The Man From U.N.C.L.E is a stylish affair, greatly steeped in 60s spy nostalgia and fashion, and feels like a veritable cha-cha-cha of a movie as it dances around the screen.
While the main plot involving the bad guys could certainly have done with a bit of beefing up and the femme fatale played by Elizabeth Debicki is unfortunately more vacant blonde than immediate threat, the execution of the taut action sequences is elegantly despatched by Mr Ritchie's directorial flourishes.
One such touch sees an island raid near the end of the film creatively confined to split screen moments, showing sections of the concurrent action and raid but never the full money shot - in a genre that's been dominated by CGI overkill or explosions a-plenty, it's a bravura detail from Guy Ritchie, a sign of the intelligence and smart framing that's been put to refreshingly good use on this film.
Equally, one water-set chase sequence plays with expectations to quirkily offbeat effect and succeeds in subverting the usual tropes of such films.
(Though, irritatingly in the denouement of the film, Ritchie replays some plot points to over-emphasise the subtleties of the plot and the hand-guiding is more counter-productive than inspiring given the scenes in question have barely just taken place)
Of the leads, Vikander is the essence of cool as Teller and certainly the plot twists and turns befit her towards the end given how she's sidelined early on; Cavill's stiffly precise American accent has traces of Robert Vaughn's original agent Solo but he plays a little too emotionless throughout - it has its benefits though when called upon to play some of the comedy moments that crop up from time to time.
As his Russian counterpart, Hammer spends a little too much time glowering and scowling to imbue Kuryakin with many other dimensions, but it's fair to say that perhaps both of the leads could have done with a little more softening and a little less aloofness to endear them to an audience. But with hints of bickering and tension, there are certainly elements of the buddy movie genre within, even if they're not fully realised or fleshed out and are a little too serious at times. Granted, the whole thing could do with a liberal sprinkling of chemistry to really make it come together and some uneasy tension between east and west to make it crackle.

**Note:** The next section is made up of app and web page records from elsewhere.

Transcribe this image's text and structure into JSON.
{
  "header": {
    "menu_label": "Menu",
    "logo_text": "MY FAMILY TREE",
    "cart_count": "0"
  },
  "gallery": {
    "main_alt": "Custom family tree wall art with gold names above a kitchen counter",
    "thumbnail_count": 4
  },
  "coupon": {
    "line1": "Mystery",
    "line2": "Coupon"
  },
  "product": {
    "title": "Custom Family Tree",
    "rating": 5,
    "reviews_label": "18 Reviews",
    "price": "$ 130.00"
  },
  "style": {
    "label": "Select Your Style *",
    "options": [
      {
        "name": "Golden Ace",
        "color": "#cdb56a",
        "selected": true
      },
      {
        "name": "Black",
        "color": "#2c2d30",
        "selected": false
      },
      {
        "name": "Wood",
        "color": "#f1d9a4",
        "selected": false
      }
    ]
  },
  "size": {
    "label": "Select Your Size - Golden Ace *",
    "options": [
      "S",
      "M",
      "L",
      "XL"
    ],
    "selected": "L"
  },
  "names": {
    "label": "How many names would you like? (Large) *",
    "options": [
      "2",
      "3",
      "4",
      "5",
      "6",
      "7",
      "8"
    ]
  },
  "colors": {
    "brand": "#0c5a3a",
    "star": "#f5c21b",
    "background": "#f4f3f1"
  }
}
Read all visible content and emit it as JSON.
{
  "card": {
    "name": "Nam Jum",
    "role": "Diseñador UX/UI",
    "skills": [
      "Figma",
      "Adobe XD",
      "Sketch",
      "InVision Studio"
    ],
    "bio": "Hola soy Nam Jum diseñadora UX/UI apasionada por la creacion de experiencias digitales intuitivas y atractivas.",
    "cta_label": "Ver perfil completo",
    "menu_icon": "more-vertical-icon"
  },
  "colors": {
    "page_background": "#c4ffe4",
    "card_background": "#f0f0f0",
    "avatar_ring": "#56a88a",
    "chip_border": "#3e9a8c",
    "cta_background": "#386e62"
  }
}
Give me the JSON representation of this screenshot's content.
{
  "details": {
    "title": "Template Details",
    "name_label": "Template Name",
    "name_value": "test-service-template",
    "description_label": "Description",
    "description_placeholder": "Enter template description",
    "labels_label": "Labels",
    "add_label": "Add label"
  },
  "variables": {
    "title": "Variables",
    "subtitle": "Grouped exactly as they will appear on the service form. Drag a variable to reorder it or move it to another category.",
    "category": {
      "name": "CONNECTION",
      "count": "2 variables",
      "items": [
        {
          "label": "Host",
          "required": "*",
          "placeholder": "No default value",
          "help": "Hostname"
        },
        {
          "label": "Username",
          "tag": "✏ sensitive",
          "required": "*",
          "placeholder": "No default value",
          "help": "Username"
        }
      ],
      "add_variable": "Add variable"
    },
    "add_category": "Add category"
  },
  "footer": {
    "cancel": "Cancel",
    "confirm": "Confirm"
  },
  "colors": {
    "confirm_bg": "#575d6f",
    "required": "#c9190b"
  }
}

In many ways, The Man From U.N.C.L.E feels like an extended pilot for a new franchise; back-story on the two leads is despatched by briefings that serve as both exposition and introduction, catching those of us unfamiliar with the original series up to date.
But it's in its execution that Guy Ritchie has set this rather unique film apart from all other contenders within a crowded genre.
Its lack of showiness when compared to the recent Mission Impossible Rogue Nation, which is all sound and bluster, sets it greatly and welcomely apart. Mixed with high fashion, sultry jazz and a 60s European OST as it globetrots, means The Man From U.N.C.L.E certainly has got the hallmarks of a refreshingly cool take on the increasingly tired action blockbuster genre.